LH: specially when it brings so much opportunity, or money, or whatever it could possibly be. It’s like, “if I stop doing this, then what will I do?” <laughing>
TF: Yeah, right, “what will I do? What if the next thing that I do isn’t as good?”
LH: Right! What if it fails?
LH: Yeah, I have to be willing to make shitty work…//…it’s very frustrating, it’s really hard for me to just experiment, and to not have a vision of how it’s going to end up, and be okay that whatever experiment I do… Because like, in the commercial art world, it’s all about efficiency, and now it’s like, “oh I have to just screw around, and do some ugly stuff” <laughs>
TF: Yeah I’m the same way, I’m a painter but I was trained as an illustrator and I’m very just like <snaps fingers>
LH: yeah, "how fast can I do this?"
TF: Yes. How fast can I do it, I need to do it and get it done, I don’t need to do a whole bunch of stuff experimenting and painting for self expression. You know, I need to like, done. <laughing>
LH: Yeah its such a mindset, being like, “This is not wasted time”

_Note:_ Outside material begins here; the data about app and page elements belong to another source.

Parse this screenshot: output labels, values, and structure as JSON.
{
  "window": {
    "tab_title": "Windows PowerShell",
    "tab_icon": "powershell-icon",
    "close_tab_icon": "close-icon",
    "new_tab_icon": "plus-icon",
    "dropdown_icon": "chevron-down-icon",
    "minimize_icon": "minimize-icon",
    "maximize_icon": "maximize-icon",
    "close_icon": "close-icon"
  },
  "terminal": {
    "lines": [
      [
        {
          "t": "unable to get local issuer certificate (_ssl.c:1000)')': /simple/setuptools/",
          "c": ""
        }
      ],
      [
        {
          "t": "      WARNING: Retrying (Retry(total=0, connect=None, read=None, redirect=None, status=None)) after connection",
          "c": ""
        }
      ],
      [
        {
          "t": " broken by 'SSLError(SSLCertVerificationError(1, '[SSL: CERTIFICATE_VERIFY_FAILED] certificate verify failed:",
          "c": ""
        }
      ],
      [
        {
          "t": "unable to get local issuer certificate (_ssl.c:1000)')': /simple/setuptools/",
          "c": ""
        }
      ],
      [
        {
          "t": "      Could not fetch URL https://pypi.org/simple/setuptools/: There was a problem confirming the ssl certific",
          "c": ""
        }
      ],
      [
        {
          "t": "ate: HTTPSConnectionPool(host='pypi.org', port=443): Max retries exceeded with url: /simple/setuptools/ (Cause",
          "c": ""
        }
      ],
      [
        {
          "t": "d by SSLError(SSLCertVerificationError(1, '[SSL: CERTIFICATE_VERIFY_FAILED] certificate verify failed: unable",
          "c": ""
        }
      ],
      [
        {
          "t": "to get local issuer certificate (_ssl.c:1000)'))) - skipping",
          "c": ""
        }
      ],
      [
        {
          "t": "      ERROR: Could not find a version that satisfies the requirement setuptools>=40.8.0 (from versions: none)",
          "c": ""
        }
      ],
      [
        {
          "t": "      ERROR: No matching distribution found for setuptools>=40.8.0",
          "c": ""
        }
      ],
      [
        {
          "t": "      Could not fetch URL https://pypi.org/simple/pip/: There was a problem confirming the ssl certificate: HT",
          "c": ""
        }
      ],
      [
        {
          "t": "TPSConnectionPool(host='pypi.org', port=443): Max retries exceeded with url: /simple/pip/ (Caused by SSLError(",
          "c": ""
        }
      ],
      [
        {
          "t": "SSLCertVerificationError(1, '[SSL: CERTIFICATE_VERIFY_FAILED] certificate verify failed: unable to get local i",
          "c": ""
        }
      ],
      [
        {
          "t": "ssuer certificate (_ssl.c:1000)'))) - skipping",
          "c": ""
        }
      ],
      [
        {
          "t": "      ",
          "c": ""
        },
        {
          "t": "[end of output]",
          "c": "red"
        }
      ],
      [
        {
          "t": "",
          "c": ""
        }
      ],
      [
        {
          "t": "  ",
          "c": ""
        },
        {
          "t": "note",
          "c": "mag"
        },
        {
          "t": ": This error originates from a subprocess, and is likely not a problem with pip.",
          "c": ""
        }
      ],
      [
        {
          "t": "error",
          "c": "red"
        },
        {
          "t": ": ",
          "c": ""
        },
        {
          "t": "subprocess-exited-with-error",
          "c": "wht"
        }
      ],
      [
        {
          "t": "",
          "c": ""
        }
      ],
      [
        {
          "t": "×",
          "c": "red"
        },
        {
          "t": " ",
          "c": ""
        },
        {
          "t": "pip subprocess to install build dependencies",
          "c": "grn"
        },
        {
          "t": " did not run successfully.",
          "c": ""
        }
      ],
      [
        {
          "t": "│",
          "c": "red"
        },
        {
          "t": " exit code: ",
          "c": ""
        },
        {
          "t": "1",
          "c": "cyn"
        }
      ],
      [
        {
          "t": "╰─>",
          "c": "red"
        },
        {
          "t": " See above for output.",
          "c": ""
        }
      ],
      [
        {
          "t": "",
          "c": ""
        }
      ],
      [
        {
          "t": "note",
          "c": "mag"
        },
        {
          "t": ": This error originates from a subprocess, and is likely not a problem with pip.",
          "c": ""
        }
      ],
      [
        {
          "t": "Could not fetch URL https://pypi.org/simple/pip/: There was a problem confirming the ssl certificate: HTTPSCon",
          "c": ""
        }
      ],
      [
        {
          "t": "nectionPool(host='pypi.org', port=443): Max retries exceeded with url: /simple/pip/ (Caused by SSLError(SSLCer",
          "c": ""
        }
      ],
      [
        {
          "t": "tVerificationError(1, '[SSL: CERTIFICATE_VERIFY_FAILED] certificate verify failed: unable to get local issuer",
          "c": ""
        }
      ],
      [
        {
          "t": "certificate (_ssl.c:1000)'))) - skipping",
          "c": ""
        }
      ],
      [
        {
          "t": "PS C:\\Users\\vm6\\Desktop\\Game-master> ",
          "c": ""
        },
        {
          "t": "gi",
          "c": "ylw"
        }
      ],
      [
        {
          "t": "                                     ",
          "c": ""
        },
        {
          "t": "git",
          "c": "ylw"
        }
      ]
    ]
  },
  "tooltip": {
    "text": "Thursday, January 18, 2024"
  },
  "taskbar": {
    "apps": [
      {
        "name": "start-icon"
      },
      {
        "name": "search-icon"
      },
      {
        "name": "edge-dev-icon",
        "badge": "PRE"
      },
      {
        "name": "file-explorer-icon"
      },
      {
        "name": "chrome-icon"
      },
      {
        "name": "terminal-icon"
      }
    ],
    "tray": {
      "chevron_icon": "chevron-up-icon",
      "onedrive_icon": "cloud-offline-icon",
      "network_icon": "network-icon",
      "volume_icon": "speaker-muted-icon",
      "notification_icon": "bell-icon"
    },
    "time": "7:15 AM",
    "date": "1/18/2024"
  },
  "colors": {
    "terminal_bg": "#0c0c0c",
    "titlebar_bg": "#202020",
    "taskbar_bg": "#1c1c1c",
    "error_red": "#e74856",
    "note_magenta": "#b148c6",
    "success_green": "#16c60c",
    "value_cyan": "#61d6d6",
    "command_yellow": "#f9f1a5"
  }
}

LH: I’m glad you had the week, some quiet time without distraction.
TF: It was great. Yeah, to not have those distractions.
LH: would you have done anything differently? Did you have any kind of structure for yourself?
TF: um, I was waking up fairly early…
LH: it gets light reaaal early here… <laughing>
TF: yeah, I was waking up at like 6 or 7, and then stretching, have a little breakfast, I would eat out there [on back porch], have some iced coffee in the morning… //…and then I kinda planned each day, I knew I wanted to do something each day off of your list, so I would plan around that. //
I did a little bit of sketching, a little bit of drawing, a couple of small paintings that are studies for a project I’m thinking about. I did a lot of writing on my computer…asking myself questions, really trying to interrogate myself on what it is that I want, what’s happening to move forward. And then I spent a lot of time sitting, and being quiet, I would sit out there [on back porch]. //
TF: At night, I was looking at the stars, which were…
LH: bananas, right?? It’s like, “hey, milky way! what’s up?”
TF: right! I had to download a stargazing app so I could figure out what I was looking at. Looking at all the constellations… it was incredible.
This conversation has been slightly condensed and edited.
photos by Lindsay Hollinger